John Richard Hersey was born in Tianjin, China, on June 17, 1914, to Roscoe and Grace Baird Hersey. His father, a Young Men’s Christian Association (YMCA) secretary, and his mother, a missionary, took him on a trip around the world when he was three years old, but most of the first decade of his life was spent in the missionary compound, where, although isolated to an extent from the community, he learned to speak Chinese before he spoke English. From the time he learned to read and write, he amused himself by playing reporter and writing his family news and daily events at the British grammar school and the American school in Tianjin. Despite his early life abroad, Hersey considered his life there “no more exciting than the average child’s.”
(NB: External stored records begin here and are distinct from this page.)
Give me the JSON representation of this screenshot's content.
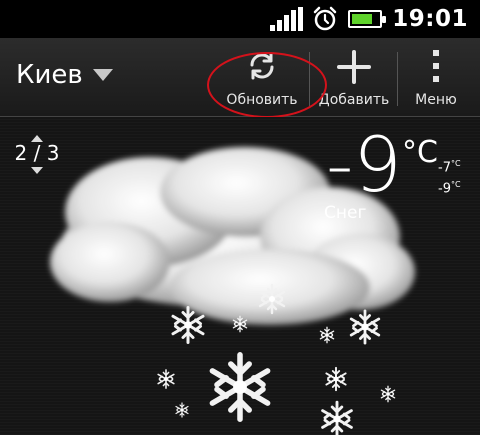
{
  "status_bar": {
    "time": "19:01",
    "icons": [
      "signal-icon",
      "alarm-clock-icon",
      "battery-icon"
    ],
    "battery_level_fraction": 0.75,
    "battery_color": "#5fd22b"
  },
  "action_bar": {
    "city": "Киев",
    "refresh_label": "Обновить",
    "add_label": "Добавить",
    "menu_label": "Меню"
  },
  "weather": {
    "page_indicator": "2 / 3",
    "temperature": "-9",
    "unit": "°C",
    "high": "-7",
    "low": "-9",
    "small_unit": "°C",
    "condition": "Снег",
    "illustration": "cloud-with-snowflakes-icon"
  },
  "colors": {
    "highlight_circle": "#d4121b",
    "background": "#151515"
  }
}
In 1924, Hersey, who knew of the United States only from secondhand accounts and what could be gleaned from books and magazines, was enrolled in the Briarcliff Manor public schools in New York. Three years later, he entered the Hotchkiss School in Lakeville, Connecticut, and graduated in 1932. After receiving his bachelor of arts degree from Yale in 1936, he went on to study eighteenth century English literature on a Mellon Scholarship at Clare College, Cambridge. During this time, he became determined to be a reporter for Time, because it seemed “the liveliest enterprise of its type.” While waiting for an opening, he became the secretary and driver of Sinclair Lewis in the summer of 1937, the...
(The entire section is 1532 words.)